Workforce Commission Will Assist Disabled Job Training Clients With Voter Registration

Our daily look at Texas headlines.

By Becky FogelFebruary 23, 2018 2:34 pm

The Standard’s news roundup gives you a quick hit of interesting, sometimes irreverent, and breaking news stories from all over the state.

The Texas Workforce Commission says it will provide voter registration services to those with disabilities who receive job assistance from the agency.

The move comes after the TWC was threatened with a lawsuit.

DaLyah Jones, with KUT News in Austin, has more.

In a joint statement, the Texas Workforce Commission and the Texas Secretary of State announced a collaborative effort to provide voter registration services to Texans under the Vocational Rehabilitation program. The Texas Civil Rights Project and disability rights advocacy groups had threatened legal action in a letter to the agency earlier this month, if those policy changes weren’t made.
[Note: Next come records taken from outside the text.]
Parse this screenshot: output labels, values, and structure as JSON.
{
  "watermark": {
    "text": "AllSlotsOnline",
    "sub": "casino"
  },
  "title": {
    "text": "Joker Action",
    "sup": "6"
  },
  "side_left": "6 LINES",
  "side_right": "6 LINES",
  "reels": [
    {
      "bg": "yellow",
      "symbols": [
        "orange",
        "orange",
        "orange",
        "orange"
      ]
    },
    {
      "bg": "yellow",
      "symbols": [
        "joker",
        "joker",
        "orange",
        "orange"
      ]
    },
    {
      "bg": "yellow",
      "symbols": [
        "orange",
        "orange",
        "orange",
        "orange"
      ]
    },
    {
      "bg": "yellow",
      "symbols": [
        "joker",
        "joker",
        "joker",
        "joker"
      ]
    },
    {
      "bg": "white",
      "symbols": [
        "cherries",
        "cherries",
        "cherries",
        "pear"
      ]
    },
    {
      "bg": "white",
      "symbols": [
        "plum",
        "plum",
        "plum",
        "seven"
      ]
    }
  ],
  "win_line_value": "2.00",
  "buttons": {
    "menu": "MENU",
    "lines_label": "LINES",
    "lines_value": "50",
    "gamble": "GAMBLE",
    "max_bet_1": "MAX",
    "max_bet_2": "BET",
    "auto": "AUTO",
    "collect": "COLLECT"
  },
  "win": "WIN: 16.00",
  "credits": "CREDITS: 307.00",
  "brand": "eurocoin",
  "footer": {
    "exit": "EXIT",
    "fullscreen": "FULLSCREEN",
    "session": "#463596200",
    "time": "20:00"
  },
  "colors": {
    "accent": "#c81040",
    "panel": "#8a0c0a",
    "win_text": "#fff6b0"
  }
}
In 2016, the Workforce Commission took over vocational rehabilitation services from the Department of Assistive and Rehabilitative Services. But voter registration services were not continued. Advocacy groups say that violated the 1993 National Voter Registration Act.

Keith Ingram is the Director of Elections for the Texas Secretary of State.“The workforce commission will be offering voter registration to all clients of that program in the near future and we will be working with them to get this program up and running as soon as possible.”

The Texas Civil Rights Project says the absence of voter registration services affected over 74,000 people with disabilities each year.

U.S. Senator Ted Cruz of Texas says he isn’t opposed to letting teachers carry a gun in the classroom. The Republican made the comments at the Conservative Political Action Conference on Thursday. There, President Trump’s recent proposal to arm teachers in the wake of last week’s school shooting in Florida came up.

Cruz said it should be up to the individual. “It makes perfect sense that if teachers want to exercise their right to keep and bear and arms that only makes schools safer,” said Cruz. He added,  “I don’t think you should make teachers do that but if a teacher is comfortable and wants to be prepared to defend himself or herself, that’s a good thing.

Cruz’s appearance came amid his reelection bid to hold onto his Senate seat. Early voting in the 2018 party primaries in Texas is currently underway.

A national charter school network with locations in several Texas cities has fired its cofounder after an investigation into several allegations of sexual misconduct. Mike Feinberg started KIPP when he was a teacher in Houston in the 1990s and grew it into a national force.

Laura Isensee with Houston Public Media describes one of the allegations:

In a letter posted online, the superintendent of KIPP Houston and the CEO of the network’s foundation explained why Feinberg was terminated Thursday from the organization he helped found and worked with for over 20 years. The letters says last spring they received an allegation that Feinberg had sexually abused a student in the late 1990s. That prompted KIPP to hire outside investigators who the schools say found it to be credible, though the letter says Feinberg denies any wrongdoing.”

Feinberg did not respond to Houston Public Media’s request for comment.